Once there however, the surgeon in charge declared that there was nothing wrong with the patient, expect that is that he had evidently been eating soap. Realizing that he’d been conned, the police constable arrested the man and took him back to the station before presenting him before the magistrate at Bow Street in the morning.
The man gave his name as Peter McDermott but Mr De Rutzen was informed by the gaoler (Sergeant Bush) that he was commonly known as the ‘Soapy Fits King’. McDermott was a beggar that had appeared ‘at nearly every police court in London’ and been sentenced numerous times as a rogue and vagabond.
Joseph Bosley of the Mendicity Society – the organization that took it upon themselves to police street begging – said that McDermott was well known to him as well. He’d watched McDermott for 18 years. He would appear at hospitals across the capital, sometimes twice in one day, ‘apparently suffering from fits, but he never had anything the matter with him’.

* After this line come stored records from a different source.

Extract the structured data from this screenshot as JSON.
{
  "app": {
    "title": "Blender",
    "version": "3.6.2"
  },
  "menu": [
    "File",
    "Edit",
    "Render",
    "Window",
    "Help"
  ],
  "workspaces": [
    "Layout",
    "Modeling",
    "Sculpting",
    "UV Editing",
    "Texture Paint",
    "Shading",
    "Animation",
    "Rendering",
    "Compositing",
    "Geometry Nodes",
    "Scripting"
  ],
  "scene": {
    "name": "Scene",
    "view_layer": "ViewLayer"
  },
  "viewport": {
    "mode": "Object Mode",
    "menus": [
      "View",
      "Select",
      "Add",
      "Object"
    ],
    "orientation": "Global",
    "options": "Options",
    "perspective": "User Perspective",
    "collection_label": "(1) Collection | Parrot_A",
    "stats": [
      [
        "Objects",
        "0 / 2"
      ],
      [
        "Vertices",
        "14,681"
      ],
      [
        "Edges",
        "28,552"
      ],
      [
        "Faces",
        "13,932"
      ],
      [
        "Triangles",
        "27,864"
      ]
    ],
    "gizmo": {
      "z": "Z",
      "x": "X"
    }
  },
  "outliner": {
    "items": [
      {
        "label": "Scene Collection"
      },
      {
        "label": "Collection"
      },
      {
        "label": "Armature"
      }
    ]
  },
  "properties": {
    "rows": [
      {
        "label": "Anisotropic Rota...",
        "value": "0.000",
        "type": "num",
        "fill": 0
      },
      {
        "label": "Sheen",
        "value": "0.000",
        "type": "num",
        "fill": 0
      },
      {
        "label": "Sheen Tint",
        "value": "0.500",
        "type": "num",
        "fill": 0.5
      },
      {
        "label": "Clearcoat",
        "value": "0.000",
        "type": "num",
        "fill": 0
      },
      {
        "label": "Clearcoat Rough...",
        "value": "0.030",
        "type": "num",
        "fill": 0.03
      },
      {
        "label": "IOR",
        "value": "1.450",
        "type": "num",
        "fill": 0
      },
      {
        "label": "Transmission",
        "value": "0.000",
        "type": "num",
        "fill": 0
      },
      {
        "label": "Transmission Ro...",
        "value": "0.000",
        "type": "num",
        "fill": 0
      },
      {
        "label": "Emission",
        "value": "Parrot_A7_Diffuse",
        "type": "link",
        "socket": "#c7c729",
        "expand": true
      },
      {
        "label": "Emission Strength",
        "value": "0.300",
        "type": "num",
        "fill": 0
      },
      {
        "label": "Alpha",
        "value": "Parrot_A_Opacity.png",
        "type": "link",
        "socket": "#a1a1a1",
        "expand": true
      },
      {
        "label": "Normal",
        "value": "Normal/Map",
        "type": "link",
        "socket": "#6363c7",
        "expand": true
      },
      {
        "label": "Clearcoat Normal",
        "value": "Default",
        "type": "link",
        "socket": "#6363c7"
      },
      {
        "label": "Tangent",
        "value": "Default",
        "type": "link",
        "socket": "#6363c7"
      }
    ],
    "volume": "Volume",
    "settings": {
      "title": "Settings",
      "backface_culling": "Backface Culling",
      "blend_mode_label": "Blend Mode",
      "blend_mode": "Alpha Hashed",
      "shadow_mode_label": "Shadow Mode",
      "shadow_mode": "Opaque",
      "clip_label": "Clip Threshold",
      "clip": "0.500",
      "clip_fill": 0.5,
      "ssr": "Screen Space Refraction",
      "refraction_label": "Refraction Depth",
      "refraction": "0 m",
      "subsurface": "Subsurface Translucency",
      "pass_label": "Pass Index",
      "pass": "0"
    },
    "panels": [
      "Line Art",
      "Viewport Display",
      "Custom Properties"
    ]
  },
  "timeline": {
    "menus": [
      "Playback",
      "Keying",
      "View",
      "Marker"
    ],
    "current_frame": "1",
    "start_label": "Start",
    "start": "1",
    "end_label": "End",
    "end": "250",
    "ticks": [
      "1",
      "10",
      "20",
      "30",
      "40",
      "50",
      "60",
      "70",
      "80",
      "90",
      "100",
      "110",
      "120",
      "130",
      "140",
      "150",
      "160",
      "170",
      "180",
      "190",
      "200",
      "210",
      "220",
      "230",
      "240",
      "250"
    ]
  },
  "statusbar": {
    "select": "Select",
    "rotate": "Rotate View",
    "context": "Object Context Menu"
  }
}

On the day in question McDermott had a glass of water in on hand and a brandy in the other and one wonders whether his audience genuinely believed him to be ill or were just amused by his antics. He denied using soap of course, and pointed to his extremely dirty face. ‘Do I look like it?’ he asked, to laughter in court.
‘I say it is not English’, he complained, ‘[that] I am not allowed to beg, and I have had nothing to eat for three days’.
He had a point of course. Society offered little for McDermott beyond the workhouse casual ward and that was in many ways worse than prison. This was a man who clearly had quite severe mental health issues that no one seemed to want to recognize. He was only a risk to himself and a more charitable society might have recognized his need for support. Mr De Rutzen decided to remand him in custody while he decided what to do with him.
A week later ‘the King’ was brought up again and more evidence as to his past misdemeanors was presented. Mr De Rutzen now ordered that he face trial as ‘an incorrigible rogue and vagabond’.
[from The Standard, Saturday, September 22, 1900; The Standard, Saturday, September 29, 1900]